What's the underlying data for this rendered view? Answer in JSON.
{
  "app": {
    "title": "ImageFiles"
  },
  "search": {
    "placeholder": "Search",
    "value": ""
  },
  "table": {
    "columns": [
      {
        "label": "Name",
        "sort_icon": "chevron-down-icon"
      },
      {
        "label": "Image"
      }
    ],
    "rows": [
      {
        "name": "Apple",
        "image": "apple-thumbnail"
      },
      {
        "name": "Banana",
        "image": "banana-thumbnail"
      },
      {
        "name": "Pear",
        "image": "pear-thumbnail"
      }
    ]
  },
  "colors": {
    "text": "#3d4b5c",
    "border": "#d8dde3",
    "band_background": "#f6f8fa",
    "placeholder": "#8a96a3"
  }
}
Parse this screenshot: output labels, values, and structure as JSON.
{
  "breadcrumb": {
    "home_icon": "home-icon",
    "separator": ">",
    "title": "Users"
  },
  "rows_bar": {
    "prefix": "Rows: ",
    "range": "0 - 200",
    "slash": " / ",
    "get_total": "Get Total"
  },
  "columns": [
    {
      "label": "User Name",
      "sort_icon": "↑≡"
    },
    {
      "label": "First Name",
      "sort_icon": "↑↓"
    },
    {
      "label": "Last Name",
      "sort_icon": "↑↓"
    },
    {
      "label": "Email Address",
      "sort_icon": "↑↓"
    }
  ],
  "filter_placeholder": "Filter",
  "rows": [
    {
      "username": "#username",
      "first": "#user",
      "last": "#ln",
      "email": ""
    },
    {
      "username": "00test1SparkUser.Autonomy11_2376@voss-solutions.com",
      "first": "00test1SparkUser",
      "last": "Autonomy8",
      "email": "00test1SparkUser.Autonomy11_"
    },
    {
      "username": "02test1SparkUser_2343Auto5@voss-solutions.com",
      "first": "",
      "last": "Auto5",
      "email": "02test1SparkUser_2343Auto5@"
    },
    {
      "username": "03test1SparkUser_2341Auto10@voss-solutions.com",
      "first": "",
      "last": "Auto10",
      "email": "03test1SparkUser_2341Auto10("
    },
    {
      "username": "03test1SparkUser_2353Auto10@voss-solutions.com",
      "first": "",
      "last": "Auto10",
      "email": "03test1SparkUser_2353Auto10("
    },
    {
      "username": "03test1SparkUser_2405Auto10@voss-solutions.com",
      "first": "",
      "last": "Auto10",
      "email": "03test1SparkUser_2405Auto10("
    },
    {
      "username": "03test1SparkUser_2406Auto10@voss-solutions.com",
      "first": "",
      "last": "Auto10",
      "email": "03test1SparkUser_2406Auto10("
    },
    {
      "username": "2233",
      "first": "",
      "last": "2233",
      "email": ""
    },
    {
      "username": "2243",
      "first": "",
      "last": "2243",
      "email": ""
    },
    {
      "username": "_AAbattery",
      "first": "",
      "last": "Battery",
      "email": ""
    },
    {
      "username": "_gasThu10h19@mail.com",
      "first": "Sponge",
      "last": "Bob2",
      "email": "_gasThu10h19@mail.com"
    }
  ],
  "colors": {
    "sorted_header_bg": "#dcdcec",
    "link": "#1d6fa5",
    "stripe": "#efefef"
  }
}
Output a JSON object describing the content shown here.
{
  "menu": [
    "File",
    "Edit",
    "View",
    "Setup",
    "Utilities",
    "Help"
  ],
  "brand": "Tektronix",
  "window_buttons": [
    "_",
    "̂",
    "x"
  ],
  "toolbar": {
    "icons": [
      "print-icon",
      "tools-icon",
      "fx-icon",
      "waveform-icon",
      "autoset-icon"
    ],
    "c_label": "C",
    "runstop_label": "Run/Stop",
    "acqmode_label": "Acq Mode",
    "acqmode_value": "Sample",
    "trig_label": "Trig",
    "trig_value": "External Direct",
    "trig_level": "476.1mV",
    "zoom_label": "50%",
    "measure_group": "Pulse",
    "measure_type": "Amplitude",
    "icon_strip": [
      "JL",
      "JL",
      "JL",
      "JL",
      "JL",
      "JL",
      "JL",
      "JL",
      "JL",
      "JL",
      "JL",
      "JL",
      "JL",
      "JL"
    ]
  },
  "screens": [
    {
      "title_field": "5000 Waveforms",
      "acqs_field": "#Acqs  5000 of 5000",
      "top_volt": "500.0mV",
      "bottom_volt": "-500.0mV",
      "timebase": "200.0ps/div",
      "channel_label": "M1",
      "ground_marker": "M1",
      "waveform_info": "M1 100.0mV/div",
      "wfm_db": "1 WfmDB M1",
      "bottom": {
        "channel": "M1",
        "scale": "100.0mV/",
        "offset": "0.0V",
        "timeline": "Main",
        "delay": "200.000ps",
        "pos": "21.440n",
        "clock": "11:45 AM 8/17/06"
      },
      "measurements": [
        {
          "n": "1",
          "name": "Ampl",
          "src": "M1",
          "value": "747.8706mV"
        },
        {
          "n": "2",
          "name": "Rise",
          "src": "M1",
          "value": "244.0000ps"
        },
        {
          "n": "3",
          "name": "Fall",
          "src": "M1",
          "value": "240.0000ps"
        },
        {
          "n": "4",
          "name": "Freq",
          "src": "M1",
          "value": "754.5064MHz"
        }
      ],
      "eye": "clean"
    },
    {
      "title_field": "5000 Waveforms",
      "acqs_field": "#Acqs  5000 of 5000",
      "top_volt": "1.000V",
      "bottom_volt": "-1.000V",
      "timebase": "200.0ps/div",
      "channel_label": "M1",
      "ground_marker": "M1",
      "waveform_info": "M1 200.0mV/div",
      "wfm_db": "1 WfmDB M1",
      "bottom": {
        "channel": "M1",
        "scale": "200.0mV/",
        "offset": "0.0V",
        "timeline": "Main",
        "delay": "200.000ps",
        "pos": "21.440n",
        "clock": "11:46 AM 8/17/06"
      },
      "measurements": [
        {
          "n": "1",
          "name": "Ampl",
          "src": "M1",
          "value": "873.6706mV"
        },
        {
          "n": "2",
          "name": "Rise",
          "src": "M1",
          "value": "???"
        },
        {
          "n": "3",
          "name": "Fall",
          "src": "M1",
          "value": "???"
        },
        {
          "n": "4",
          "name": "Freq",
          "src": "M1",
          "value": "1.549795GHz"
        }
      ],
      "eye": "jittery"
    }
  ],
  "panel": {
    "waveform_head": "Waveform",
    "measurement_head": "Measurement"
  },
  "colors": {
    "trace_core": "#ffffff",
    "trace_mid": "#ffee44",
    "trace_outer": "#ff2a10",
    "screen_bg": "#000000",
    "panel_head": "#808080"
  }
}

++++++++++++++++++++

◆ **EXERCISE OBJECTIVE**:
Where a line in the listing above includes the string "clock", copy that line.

◆ **RESPONSE TO THIS EXERCISE**:
        "clock": "11:45 AM 8/17/06"
        "clock": "11:46 AM 8/17/06"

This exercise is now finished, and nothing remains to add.